ESR editor’s note—About.com’s “About Us” page says “About.com was acquired in March 2005 by The New York Times Company…is recognized as a top 15 content site”. The site utilizes “helpful experts, eager to share their wealth of knowledge to visitors…we offer solutions in the form of over two million hand-crafted, original articles, recipes, product reviews, videos, tutorials and more.”
39. ‘Living’ roofs: Unusual crop protects homes from the elements—Betsy Cohen, The Missoulian 8/26/09
40. Groups seek mining ban across Bristol Bay watershed—Elizabeth Bluemink, Anchorage Daily News 8/26/09
41. Climate warming predicted for Utah—Amy Joi O’Donoghue, Deseret News 8/27/09
42. Wolf licenses selling fast—John Cramer, Ravalli Republic, Bitterroot Valley, Montana 9/2/09

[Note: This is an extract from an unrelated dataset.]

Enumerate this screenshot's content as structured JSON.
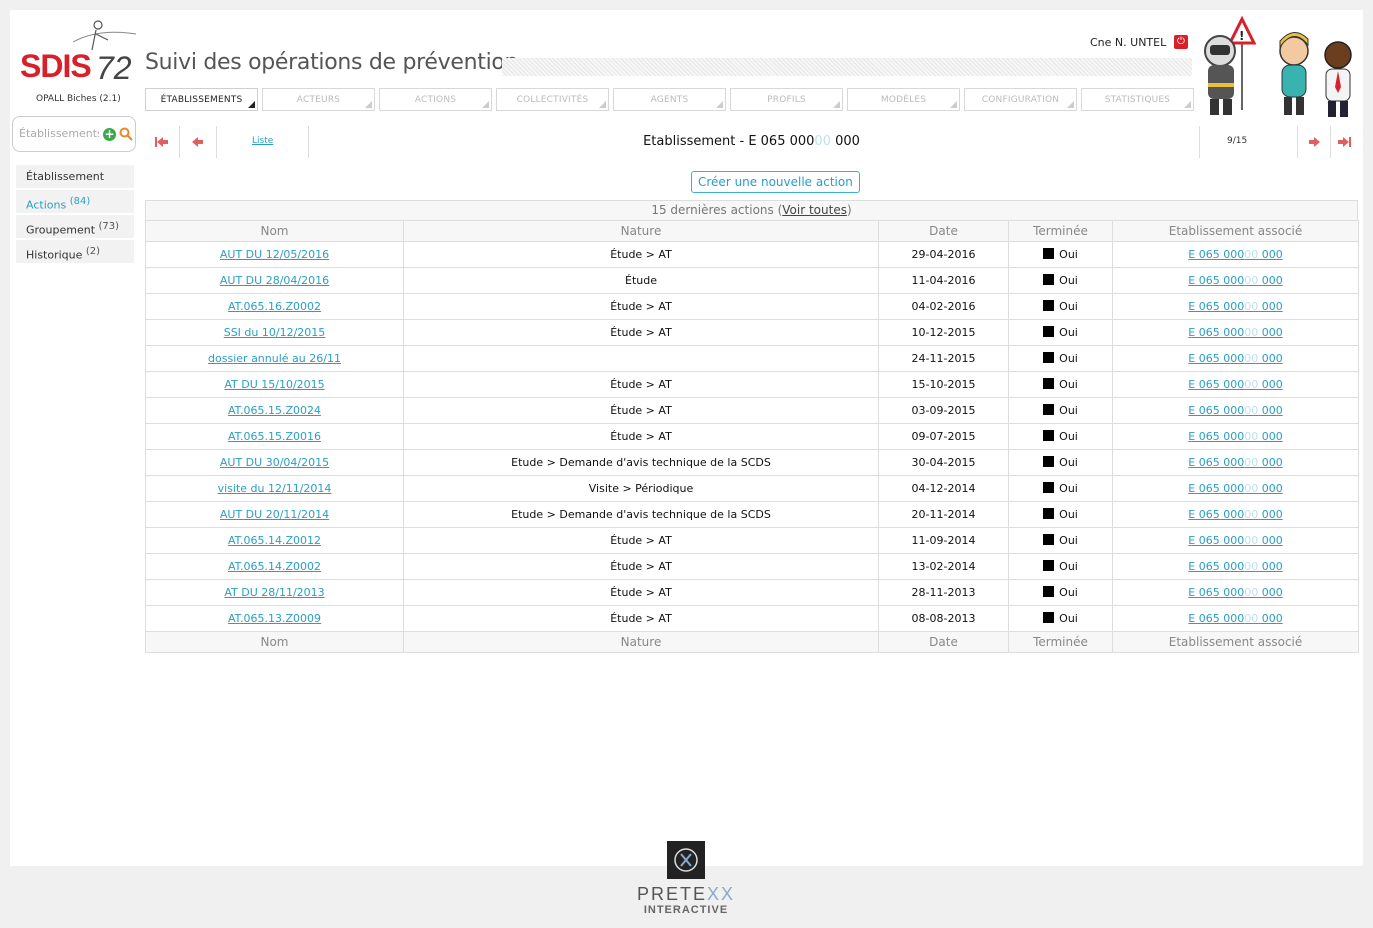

43. Utah awaits word on Idaho wolf hunt—Brandon Loomis, SLT 8/31/09
44. Roan Plateau wells could exceed 3,000—Mark Jaffe, The Denver Post 9/2/09
45. ‘Code of the West’ released—John Cramer, Ravalli Republic, The Bitterroot Valley, Montana 9/3/09
46. One man’s trash—Katie Murphy, The New York Times 9/2/09
47. Secrecy clouds credibility of poll on Tester’s wilderness bill—Bill Schneider, NewWest.net 9/3/09
48. Challenge to energy mandate thrown out—Howard Fischer, Capitol Media Services, Arizona Daily Sun 9/3/09
49. Judge sides with forest managers over grazing—Mead Gruver, AP, Casper Star-Tribune 9/3/09
50. Bear that mauled man was healthy, Utah officials say—Brett Prettyman, SLT 8/31/09
51. Clunker program’s environmental merits questioned—NPR 8/23/09
52. For early man, it wasn’t easier being green—Christopher Joyce, NPR 8/23/09